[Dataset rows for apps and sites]
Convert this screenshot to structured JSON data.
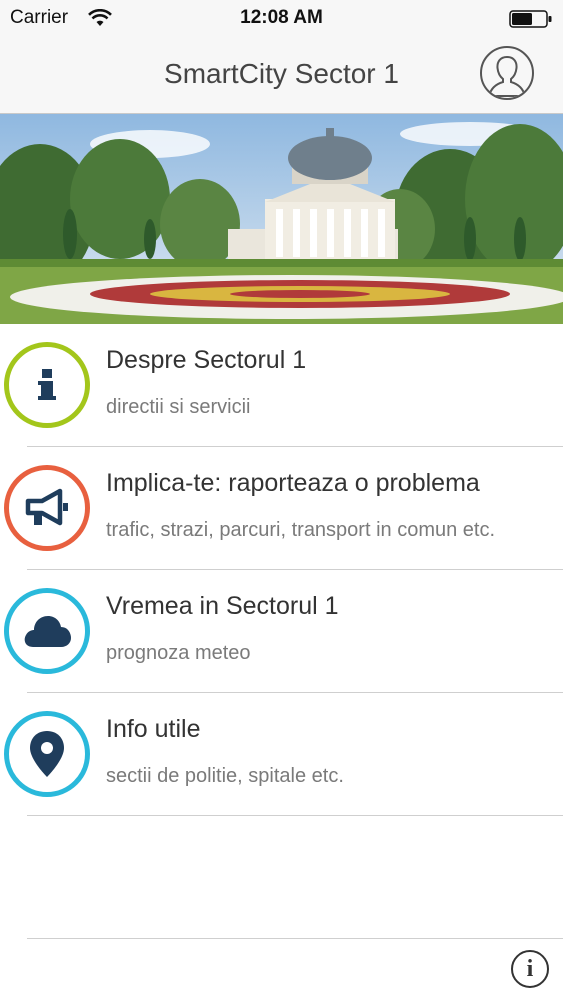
{
  "status_bar": {
    "carrier": "Carrier",
    "time": "12:08 AM",
    "wifi_icon": "wifi-icon",
    "battery_icon": "battery-icon"
  },
  "nav": {
    "title": "SmartCity Sector 1",
    "profile_icon": "user-profile-icon"
  },
  "banner": {
    "image": "romanian-athenaeum-photo"
  },
  "menu": [
    {
      "title": "Despre Sectorul 1",
      "subtitle": "directii si servicii",
      "icon": "info-icon",
      "ring_color": "#a3c61b",
      "icon_color": "#1f3d5c"
    },
    {
      "title": "Implica-te: raporteaza o problema",
      "subtitle": "trafic, strazi, parcuri, transport in comun etc.",
      "icon": "megaphone-icon",
      "ring_color": "#e8603f",
      "icon_color": "#1f3d5c"
    },
    {
      "title": "Vremea in Sectorul 1",
      "subtitle": "prognoza meteo",
      "icon": "cloud-icon",
      "ring_color": "#2ab9db",
      "icon_color": "#1f3d5c"
    },
    {
      "title": "Info utile",
      "subtitle": "sectii de politie, spitale etc.",
      "icon": "map-pin-icon",
      "ring_color": "#2ab9db",
      "icon_color": "#1f3d5c"
    }
  ],
  "footer": {
    "info_label": "i"
  }
}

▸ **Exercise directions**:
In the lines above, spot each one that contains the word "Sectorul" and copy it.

▸ **Result for this exercise**:
      "title": "Despre Sectorul 1",
      "title": "Vremea in Sectorul 1",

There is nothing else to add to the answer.